Raw data below:

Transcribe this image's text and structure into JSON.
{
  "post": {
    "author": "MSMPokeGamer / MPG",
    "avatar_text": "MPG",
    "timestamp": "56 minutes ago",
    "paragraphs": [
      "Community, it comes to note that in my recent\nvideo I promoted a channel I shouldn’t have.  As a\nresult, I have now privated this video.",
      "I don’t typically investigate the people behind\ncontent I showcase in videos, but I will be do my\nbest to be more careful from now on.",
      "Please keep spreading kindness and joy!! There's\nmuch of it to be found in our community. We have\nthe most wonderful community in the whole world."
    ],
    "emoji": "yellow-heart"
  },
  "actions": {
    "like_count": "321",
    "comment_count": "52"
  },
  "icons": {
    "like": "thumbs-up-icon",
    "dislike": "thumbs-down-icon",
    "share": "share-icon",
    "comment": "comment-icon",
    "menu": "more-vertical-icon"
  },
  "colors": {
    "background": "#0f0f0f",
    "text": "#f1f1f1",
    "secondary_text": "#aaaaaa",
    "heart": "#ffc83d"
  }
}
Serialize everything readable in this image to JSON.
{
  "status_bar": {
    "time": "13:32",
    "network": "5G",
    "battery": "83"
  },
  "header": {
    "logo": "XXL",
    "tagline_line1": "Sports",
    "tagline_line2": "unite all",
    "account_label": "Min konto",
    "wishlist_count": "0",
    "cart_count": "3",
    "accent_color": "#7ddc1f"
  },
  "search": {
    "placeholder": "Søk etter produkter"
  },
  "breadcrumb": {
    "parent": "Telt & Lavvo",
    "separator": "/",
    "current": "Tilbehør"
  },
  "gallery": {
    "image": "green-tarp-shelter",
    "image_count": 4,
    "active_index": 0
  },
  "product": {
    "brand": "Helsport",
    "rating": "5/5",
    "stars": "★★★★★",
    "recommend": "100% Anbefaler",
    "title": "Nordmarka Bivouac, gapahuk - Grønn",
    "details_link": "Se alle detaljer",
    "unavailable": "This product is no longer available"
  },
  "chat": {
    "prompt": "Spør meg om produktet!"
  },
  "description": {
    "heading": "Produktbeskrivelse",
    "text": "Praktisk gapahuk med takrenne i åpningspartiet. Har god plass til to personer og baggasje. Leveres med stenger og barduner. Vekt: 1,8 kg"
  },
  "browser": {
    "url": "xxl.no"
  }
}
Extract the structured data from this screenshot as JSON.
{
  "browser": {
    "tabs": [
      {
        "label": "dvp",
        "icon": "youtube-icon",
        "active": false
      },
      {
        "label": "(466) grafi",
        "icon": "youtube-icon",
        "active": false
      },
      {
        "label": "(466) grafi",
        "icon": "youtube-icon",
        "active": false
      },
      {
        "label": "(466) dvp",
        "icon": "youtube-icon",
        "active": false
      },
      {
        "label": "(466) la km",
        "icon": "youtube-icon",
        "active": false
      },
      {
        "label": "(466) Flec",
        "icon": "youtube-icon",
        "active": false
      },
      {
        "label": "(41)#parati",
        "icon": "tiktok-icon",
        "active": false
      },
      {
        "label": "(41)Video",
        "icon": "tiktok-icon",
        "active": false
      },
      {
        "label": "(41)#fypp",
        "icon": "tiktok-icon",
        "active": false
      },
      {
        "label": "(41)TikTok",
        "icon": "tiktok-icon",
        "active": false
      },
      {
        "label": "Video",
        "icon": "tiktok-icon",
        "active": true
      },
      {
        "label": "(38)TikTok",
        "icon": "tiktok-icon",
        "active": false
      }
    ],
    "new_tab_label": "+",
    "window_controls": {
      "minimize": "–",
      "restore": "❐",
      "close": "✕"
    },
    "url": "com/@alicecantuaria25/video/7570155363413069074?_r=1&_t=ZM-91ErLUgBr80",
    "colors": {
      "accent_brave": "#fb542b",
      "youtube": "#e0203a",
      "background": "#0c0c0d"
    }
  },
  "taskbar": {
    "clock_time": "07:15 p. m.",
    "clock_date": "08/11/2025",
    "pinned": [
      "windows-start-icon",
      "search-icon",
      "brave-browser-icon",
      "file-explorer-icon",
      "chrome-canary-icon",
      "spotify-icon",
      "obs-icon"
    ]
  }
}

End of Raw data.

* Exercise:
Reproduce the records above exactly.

* Answer space:
Transcribe this image's text and structure into JSON.
{
  "post": {
    "author": "MSMPokeGamer / MPG",
    "avatar_text": "MPG",
    "timestamp": "56 minutes ago",
    "paragraphs": [
      "Community, it comes to note that in my recent\nvideo I promoted a channel I shouldn’t have.  As a\nresult, I have now privated this video.",
      "I don’t typically investigate the people behind\ncontent I showcase in videos, but I will be do my\nbest to be more careful from now on.",
      "Please keep spreading kindness and joy!! There's\nmuch of it to be found in our community. We have\nthe most wonderful community in the whole world."
    ],
    "emoji": "yellow-heart"
  },
  "actions": {
    "like_count": "321",
    "comment_count": "52"
  },
  "icons": {
    "like": "thumbs-up-icon",
    "dislike": "thumbs-down-icon",
    "share": "share-icon",
    "comment": "comment-icon",
    "menu": "more-vertical-icon"
  },
  "colors": {
    "background": "#0f0f0f",
    "text": "#f1f1f1",
    "secondary_text": "#aaaaaa",
    "heart": "#ffc83d"
  }
}
Serialize everything readable in this image to JSON.
{
  "status_bar": {
    "time": "13:32",
    "network": "5G",
    "battery": "83"
  },
  "header": {
    "logo": "XXL",
    "tagline_line1": "Sports",
    "tagline_line2": "unite all",
    "account_label": "Min konto",
    "wishlist_count": "0",
    "cart_count": "3",
    "accent_color": "#7ddc1f"
  },
  "search": {
    "placeholder": "Søk etter produkter"
  },
  "breadcrumb": {
    "parent": "Telt & Lavvo",
    "separator": "/",
    "current": "Tilbehør"
  },
  "gallery": {
    "image": "green-tarp-shelter",
    "image_count": 4,
    "active_index": 0
  },
  "product": {
    "brand": "Helsport",
    "rating": "5/5",
    "stars": "★★★★★",
    "recommend": "100% Anbefaler",
    "title": "Nordmarka Bivouac, gapahuk - Grønn",
    "details_link": "Se alle detaljer",
    "unavailable": "This product is no longer available"
  },
  "chat": {
    "prompt": "Spør meg om produktet!"
  },
  "description": {
    "heading": "Produktbeskrivelse",
    "text": "Praktisk gapahuk med takrenne i åpningspartiet. Har god plass til to personer og baggasje. Leveres med stenger og barduner. Vekt: 1,8 kg"
  },
  "browser": {
    "url": "xxl.no"
  }
}
Extract the structured data from this screenshot as JSON.
{
  "browser": {
    "tabs": [
      {
        "label": "dvp",
        "icon": "youtube-icon",
        "active": false
      },
      {
        "label": "(466) grafi",
        "icon": "youtube-icon",
        "active": false
      },
      {
        "label": "(466) grafi",
        "icon": "youtube-icon",
        "active": false
      },
      {
        "label": "(466) dvp",
        "icon": "youtube-icon",
        "active": false
      },
      {
        "label": "(466) la km",
        "icon": "youtube-icon",
        "active": false
      },
      {
        "label": "(466) Flec",
        "icon": "youtube-icon",
        "active": false
      },
      {
        "label": "(41)#parati",
        "icon": "tiktok-icon",
        "active": false
      },
      {
        "label": "(41)Video",
        "icon": "tiktok-icon",
        "active": false
      },
      {
        "label": "(41)#fypp",
        "icon": "tiktok-icon",
        "active": false
      },
      {
        "label": "(41)TikTok",
        "icon": "tiktok-icon",
        "active": false
      },
      {
        "label": "Video",
        "icon": "tiktok-icon",
        "active": true
      },
      {
        "label": "(38)TikTok",
        "icon": "tiktok-icon",
        "active": false
      }
    ],
    "new_tab_label": "+",
    "window_controls": {
      "minimize": "–",
      "restore": "❐",
      "close": "✕"
    },
    "url": "com/@alicecantuaria25/video/7570155363413069074?_r=1&_t=ZM-91ErLUgBr80",
    "colors": {
      "accent_brave": "#fb542b",
      "youtube": "#e0203a",
      "background": "#0c0c0d"
    }
  },
  "taskbar": {
    "clock_time": "07:15 p. m.",
    "clock_date": "08/11/2025",
    "pinned": [
      "windows-start-icon",
      "search-icon",
      "brave-browser-icon",
      "file-explorer-icon",
      "chrome-canary-icon",
      "spotify-icon",
      "obs-icon"
    ]
  }
}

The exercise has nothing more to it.